Halloween Horrors 2009 Part 1
First on the scene were new label Brain Damage Films with six releases of low budget horrors, retailing at £2.99 each. The discs are barebones with only accompaniment to the films being trailers and the films authored into four chapters. The releases are a bit of a mixed bag with Death of a Ghost Hunter and Secrets of the Clown as the pick of the bunch, Serum and Prey for the Beast being perfectly watchable and Silent Bloodnight and Torture Me No More showing why horror has a reputation for cheap and badly made films.
The following week saw MVM, best known for their anime releases, get in on the action with two DVDs that are, in my opinion, overpriced for both the quality of the films and discs. Mr. Halloween plays like a student project with Dr. Chopper as a slightly more accomplished but equally dreadful attempt at a horror film. All original horror releases are welcome but not when they are overpriced like this.

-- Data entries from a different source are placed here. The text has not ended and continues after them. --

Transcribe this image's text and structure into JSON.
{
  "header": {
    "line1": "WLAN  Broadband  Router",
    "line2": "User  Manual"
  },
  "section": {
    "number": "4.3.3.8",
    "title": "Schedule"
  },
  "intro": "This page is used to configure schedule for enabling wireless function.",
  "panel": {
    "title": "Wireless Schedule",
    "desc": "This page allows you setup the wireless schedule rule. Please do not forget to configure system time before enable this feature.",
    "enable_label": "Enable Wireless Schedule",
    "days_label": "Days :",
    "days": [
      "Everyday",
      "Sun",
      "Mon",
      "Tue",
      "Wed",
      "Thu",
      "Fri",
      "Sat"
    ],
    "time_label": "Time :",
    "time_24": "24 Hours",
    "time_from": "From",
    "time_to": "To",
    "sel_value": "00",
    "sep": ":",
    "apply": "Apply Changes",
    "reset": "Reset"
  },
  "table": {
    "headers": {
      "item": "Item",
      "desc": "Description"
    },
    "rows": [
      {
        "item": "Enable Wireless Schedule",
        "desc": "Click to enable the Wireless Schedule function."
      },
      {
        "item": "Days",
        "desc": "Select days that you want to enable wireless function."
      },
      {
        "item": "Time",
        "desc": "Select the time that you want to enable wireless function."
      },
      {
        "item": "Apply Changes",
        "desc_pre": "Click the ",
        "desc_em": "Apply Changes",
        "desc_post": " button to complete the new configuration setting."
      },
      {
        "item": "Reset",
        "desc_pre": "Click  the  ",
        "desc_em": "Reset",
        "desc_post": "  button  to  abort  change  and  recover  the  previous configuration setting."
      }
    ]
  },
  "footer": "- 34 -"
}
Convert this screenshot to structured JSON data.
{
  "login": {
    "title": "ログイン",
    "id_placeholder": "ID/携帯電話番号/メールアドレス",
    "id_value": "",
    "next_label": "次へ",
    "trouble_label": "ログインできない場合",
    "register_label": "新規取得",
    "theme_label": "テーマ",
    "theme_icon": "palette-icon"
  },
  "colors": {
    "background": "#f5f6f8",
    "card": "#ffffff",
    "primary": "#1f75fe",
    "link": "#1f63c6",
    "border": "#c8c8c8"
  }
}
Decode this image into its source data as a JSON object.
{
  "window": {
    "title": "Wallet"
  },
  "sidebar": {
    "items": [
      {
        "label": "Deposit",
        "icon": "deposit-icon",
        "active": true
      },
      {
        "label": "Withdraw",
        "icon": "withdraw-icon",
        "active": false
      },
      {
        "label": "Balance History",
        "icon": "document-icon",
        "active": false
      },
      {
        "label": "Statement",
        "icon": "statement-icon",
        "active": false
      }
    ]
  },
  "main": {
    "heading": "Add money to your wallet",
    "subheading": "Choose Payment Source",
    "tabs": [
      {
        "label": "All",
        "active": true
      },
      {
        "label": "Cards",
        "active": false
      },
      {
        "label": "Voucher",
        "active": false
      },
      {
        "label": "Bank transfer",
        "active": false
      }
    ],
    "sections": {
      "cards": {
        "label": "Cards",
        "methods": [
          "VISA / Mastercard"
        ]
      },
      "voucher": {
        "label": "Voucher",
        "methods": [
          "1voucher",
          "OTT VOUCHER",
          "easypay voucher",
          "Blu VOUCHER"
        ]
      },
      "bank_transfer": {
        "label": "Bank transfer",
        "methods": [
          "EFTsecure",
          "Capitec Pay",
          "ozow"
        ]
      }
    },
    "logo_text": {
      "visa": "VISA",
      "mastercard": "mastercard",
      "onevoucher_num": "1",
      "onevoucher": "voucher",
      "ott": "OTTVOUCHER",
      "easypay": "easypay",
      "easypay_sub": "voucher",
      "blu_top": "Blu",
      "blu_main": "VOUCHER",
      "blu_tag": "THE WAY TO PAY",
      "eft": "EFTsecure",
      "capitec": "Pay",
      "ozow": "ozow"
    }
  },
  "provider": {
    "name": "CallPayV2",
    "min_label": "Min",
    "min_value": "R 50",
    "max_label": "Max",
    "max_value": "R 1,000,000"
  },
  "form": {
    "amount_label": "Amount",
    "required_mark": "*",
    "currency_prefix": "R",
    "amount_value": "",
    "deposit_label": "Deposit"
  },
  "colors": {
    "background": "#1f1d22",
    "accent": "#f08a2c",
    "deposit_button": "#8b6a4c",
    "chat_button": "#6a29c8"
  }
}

Much more enjoyable and accomplished was Dying Breed, released on DVD and Blu-ray by DNC, which continues the Australian film industry's attempts to put off tourists by making the country as scary as possible. If inbred cannibals weren't enough, then the excellent Rogue pits tourists in the Australian Northern Territories against a giant crocodile that has found a home and will kill and eat anyone that happens upon it.
A double bill from G2 Pictures, Necromentia and Pig Hunt shows the diversity in the genre, with the first as a Hellraiser-type occult horror and the latter as a monster movie with rednecks and a giant boar. Whilst no classics, these are certainly watchable and establish G2 Pictures as an interesting label.
The same can't be said for Baa-Ram-Ewe, the Prachya Pinkaew Thai distributor that is mostly known for action movies like Ong-Bak and Chocolate but surprised me last month with the interesting thriller 13: Game of Death. They made a foray into full-blown horror with Sick Nurses which proved to be as confusing as it was frustrating. The concept is an Asian horror cliché - a vengeful spirit goes after those who have wronged it - but the execution is weak and I was never sure whether it was supposed to be a horror or a horror comedy; there is a massive difference between the two and it didn't really feel like either.
As horror films with an element of humour go, you can't get much better than An American Werewolf in London, released on Blu-ray the week before and a superb disc of a genre classic. John Landis' career may have faltered after his first half dozen films but his contribution to cinema is almost immeasurable with some truly great films.
Summer Scars proved that Julian Richards isn't as bad a filmmaker as The Last Horror Film led me to believe with this low budget Welsh thriller proving he can direct with real tension and get the best out of an inexperienced group of young actors. This was the first release I'd come across from Soda Pictures and it shows that the big labels don't always put out the best packages.
More to follow before Halloween as the releases come thick and fast, as do the reviews - first on my list is the second batch of DVDs from Brain Damage Films.